A visualization case study

Case Study




Impact and partners

Through an innovative partnership with Macalester College, students of Assistant Professor Getiria Onsongo received scholarships to work on developing GEMS tools along side core GEMS developers. In this manner, the GEMS community benefits from the availability of these useful tools, and the students gain valuable experience working in a larger professional software development team, presenting their work, and having their work used by others.

Process and problem solved

Agriculture by its very nature is a location sensitive activity. Knowing precisely where an experimental trial is performed or a farm field is located is often the key to matching trial and farm production data with information on soils, climate, terrain and so forth. Unfortunately, much of the available experimental or farm data have geographic (i.e., latitude and longitude) coordinates that are incomplete, missing altogether, or represented by geographical names and not the analytically more useful lat-long coordinates. In some cases the reported names and coordinates do not jive (such as field trials located in the Pacific Ocean!).

GEMS Services Used

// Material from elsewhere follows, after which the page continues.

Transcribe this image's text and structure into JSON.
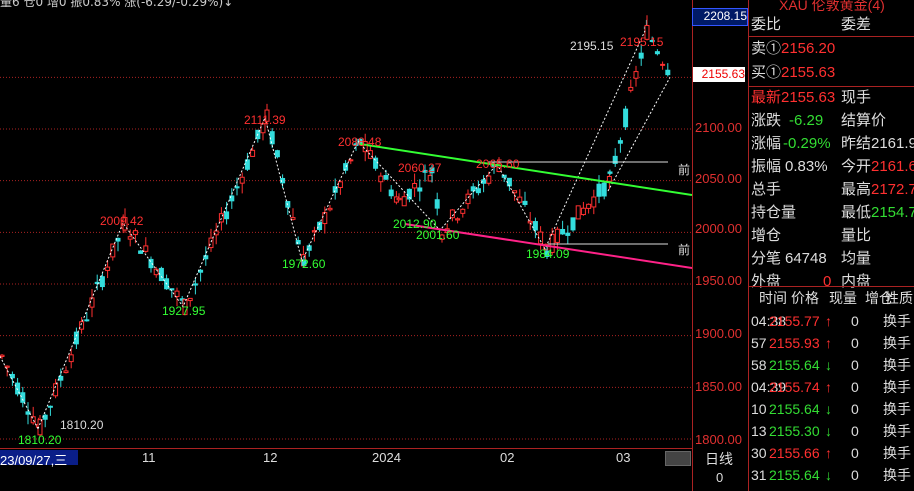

Farming is all about location, location, location

Virtually every public, private or non-governmental organization that has conducted field trials or agricultural production surveys has run into issues of accuracy and completeness with the geolocations in their records. In some cases, a field technician has entered incorrect lat-long values on a piece of paper or a spreadsheet. Perhaps (s)he transposed a digit, left out a digit, flipped the two coordinates, or omitted a minus sign. Or, maybe nothing was entered at all. Regardless, that data point is lost to subsequent meaningful research projects such as (i) those looking at the interplay of genetics with rainfall and solar radiation on crop growth, or (ii) tracking the effect of the soil characteristics, the slope of the land, the weather, and the growth of this plant on the leaching of nutrients in runoff to nearby rivers and lakes.


Fortunately, all is not lost. With GEMS Geospatial cleaning tools, available in the GEMS Platform, researchers can upload files and correct and impute missing geocoordinates with an easy-to-use interface. The algorithm is published in a peer-reviewed journal, bolstering confidence in the results obtained.


  • Missing lat-long coordinates are imputed using city or regional names.
  • Incorrect geocoordinates are flagged and suggested corrections are made.
  • Easy mapping visual interface allows quick verification of corrections.